The bacteria, however, are not easily vanquished. They retreat into a cunning silence, the infection entering its latent phase. This interlude can stretch for years, a deceptive lull where the outward show ceases but the internal score continues to churn. Untreated, the bacteria smolder, waiting for the opportune moment to unleash their final act.

Act IV: The Tragic Finale – Tertiary Syphilis and Beyond

If left to fester, syphilis erupts into its most devastating movement. Gummas – deep, destructive lesions – begin to eat away at tissues, potentially leaving behind grotesque scars and deformities. The nervous system may become entangled, leading to neurological impairments, vision loss, and even dementia. The cardiovascular system is not spared, as aneurysms and heart failure can become the final, discordant notes.

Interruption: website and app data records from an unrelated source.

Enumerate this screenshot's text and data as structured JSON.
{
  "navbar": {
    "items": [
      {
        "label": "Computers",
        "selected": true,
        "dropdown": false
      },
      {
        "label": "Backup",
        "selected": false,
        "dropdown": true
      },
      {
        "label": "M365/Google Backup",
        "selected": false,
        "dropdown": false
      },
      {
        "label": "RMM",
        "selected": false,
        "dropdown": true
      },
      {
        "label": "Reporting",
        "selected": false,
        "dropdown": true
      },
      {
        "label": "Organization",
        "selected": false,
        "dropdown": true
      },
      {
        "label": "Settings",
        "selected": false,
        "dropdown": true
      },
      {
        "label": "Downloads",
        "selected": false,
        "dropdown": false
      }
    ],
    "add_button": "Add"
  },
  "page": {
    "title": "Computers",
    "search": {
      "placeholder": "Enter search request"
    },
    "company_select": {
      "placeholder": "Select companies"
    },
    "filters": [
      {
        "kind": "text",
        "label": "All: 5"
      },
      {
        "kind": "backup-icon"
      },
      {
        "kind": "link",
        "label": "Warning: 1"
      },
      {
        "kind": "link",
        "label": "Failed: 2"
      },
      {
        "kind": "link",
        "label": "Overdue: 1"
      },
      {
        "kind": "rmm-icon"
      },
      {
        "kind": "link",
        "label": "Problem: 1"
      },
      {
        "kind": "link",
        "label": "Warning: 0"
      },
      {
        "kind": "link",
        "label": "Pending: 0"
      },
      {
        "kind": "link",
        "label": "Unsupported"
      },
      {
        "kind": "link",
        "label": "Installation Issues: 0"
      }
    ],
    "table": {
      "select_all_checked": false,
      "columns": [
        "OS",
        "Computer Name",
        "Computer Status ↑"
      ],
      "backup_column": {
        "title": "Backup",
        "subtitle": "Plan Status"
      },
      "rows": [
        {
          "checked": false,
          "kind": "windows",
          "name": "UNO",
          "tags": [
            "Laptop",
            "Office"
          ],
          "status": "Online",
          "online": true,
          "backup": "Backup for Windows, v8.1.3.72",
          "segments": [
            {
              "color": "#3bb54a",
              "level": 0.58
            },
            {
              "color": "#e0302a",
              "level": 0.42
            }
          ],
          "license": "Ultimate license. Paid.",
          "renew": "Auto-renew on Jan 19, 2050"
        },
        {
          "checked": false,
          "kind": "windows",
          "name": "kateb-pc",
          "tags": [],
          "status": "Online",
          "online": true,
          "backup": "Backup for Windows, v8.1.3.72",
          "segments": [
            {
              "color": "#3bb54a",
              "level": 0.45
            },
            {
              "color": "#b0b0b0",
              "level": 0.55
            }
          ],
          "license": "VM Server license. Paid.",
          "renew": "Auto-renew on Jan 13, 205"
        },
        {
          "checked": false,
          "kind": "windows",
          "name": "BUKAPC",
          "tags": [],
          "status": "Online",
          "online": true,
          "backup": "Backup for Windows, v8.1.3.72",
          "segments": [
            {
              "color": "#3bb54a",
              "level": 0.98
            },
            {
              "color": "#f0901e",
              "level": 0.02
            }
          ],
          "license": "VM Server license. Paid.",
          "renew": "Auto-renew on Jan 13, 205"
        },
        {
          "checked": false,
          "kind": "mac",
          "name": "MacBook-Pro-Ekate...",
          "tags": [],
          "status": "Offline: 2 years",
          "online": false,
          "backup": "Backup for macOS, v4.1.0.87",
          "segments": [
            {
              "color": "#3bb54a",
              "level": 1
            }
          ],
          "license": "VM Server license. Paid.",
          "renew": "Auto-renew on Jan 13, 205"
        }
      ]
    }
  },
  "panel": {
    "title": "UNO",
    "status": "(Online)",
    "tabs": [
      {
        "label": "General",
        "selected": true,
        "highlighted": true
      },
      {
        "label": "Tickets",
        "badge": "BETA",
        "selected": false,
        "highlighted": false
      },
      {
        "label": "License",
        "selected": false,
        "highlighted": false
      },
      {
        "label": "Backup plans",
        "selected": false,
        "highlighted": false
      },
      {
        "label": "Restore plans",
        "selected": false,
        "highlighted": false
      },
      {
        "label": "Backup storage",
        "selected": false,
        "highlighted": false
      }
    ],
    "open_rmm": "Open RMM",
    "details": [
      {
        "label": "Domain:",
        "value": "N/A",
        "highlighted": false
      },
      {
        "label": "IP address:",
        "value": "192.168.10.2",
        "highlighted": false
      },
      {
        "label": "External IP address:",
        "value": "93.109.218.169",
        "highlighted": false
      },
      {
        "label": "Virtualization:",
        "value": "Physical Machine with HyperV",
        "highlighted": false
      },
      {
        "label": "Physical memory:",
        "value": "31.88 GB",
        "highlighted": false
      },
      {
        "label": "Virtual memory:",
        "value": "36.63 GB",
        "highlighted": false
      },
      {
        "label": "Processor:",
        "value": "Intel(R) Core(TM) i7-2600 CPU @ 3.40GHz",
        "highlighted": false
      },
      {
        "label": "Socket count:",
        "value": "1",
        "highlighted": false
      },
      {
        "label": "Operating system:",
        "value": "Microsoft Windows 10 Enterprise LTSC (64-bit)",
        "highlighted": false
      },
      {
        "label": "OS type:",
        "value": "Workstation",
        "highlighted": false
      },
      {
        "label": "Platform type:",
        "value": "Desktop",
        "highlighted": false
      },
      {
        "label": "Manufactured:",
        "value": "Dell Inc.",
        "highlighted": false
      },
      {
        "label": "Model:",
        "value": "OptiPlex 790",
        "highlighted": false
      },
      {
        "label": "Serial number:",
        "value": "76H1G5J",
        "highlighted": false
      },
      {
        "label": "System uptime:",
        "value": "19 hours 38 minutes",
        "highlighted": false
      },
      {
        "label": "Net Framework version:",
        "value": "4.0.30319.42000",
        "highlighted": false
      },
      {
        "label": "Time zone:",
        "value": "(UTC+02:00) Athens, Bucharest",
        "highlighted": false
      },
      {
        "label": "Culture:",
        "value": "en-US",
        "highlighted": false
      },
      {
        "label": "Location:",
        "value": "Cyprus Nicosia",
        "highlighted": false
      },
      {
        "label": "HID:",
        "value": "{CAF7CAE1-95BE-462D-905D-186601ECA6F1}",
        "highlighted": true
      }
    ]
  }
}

But this operatic tragedy is not inevitable. Unlike its historical reputation, syphilis is eminently curable in its early stages. Regular testing, particularly for individuals at higher risk, is the first line of defense. Open communication and access to healthcare play a vital role in preventing the spread and ensuring timely treatment.

However, the shadows of stigma still linger, haunting the dialogue surrounding syphilis. The association with sex work and promiscuity, rooted in historical biases, discourages testing and perpetuates unnecessary shame. Dismantling these harmful narratives is crucial to achieving widespread control and ensuring access to treatment without fear or judgment.

The story of syphilis is not solely one of despair. It is a testament to the resilience of the human spirit, our unwavering pursuit of knowledge, and the continuous development of medical advances. From the identification of the causative bacterium in the late 19th century to the development of effective antibiotics, human ingenuity has continually written counterpoints to the bacterial score.

Today, as we grapple with the echoes of a global pandemic, the lessons of syphilis remain starkly relevant. It reminds us of the fragility of human health, the insidious nature of pathogens, and the unwavering need for accessible healthcare and compassionate understanding. Only by breaking the cycle of silence and stigma, by ensuring equitable access to testing and treatment, can we truly silence the tragic melody of syphilis and replace it with a harmonious symphony of prevention, healthcare, and human resilience.

This, then, is the true essence of the Syphilis story: a cautionary tale woven with threads of scientific triumph, societal challenges, and a persistent hope for a world where such diseases become merely whispers in the forgotten archives of human history. It is a call to action, a clarion cry for understanding, and a testament to the enduring power of knowledge and compassion in the face of biological adversity.